Tiny amounts of unapproved genetically modified organisms (GMOs) will be permitted in food imports to the European Union under draft rules due to be proposed shortly by the bloc's executive, EU officials said on Monday.
Exporters and European producers say the rules are needed to avoid disruptions to food imports, with global supply chains making it increasingly difficult to guarantee cargoes bound for Europe are free of GMOs not yet approved in the bloc.
"The European Commission has said it wants to tackle this issue before the end of this year, and we will table a proposal in the very near future," Commission spokesman for health and consumers Frederic Vincent said.
The draft rules are likely to be proposed before the European summer break to allow enough time for EU governments and lawmakers to approve them by the end of the year, said another official, who spoke on condition of anonymity.

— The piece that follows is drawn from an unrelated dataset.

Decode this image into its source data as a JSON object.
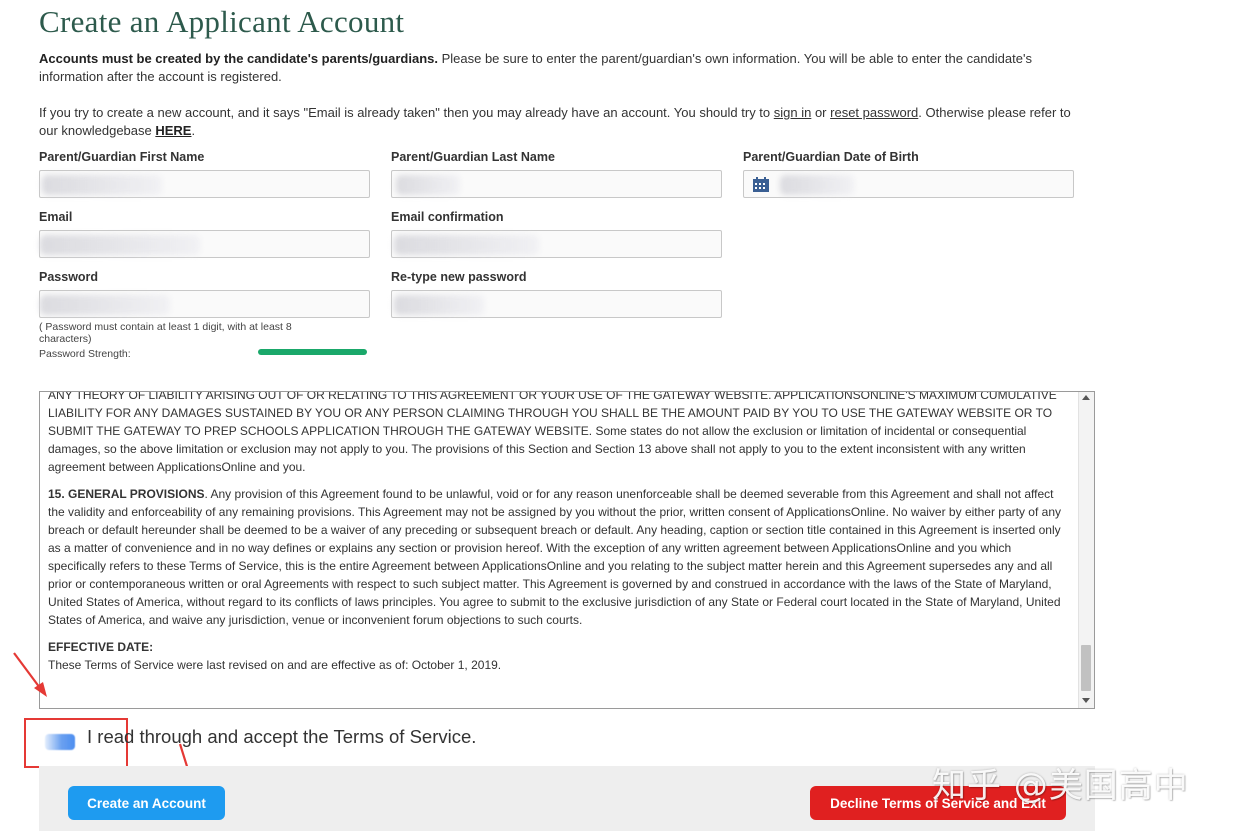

Last year, the bloc approved a similar law allowing up to 0.1 percent of unapproved GMO material in animal feed imports, after several shipments from the United States were blocked at EU ports after unapproved GM material was found in some cargoes.
The problem arises because of the slow pace of GMO approvals in Europe, which create delays of up to two years between new varieties being cleared for cultivation in North and South America and getting import approval from the European Union.
As with the existing rules for feed, the proposals are expected to set a tolerance threshold of 0.1 percent, and the GMOs in question must be approved in the exporting country with an EU authorisation request already lodged with the European Food Safety Authority (EFSA).
All EU import approvals are granted for both food and feed uses, reflecting the integrated nature of global commodity supply chains. As a result, EU officials said it was impractical to have a GMO contamination threshold for imports of feed but not for food.
But with strong public opposition to GMOs across much of Europe, any plan to allow even tiny amounts of genetically modified material in food could prove controversial. Environmentalists say the impact of consuming GMOs is unknown.
It is unclear whether the idea has the majority backing of EU governments that it needs to become law.
On Monday, German farm minister Ilse Aigner said she would oppose any EU proposal to end the bloc's zero-tolerance stance on unapproved GMOs in human food. (Reporting by Charlie Dunmore; editing by Rex Merrifield and James Jukwey)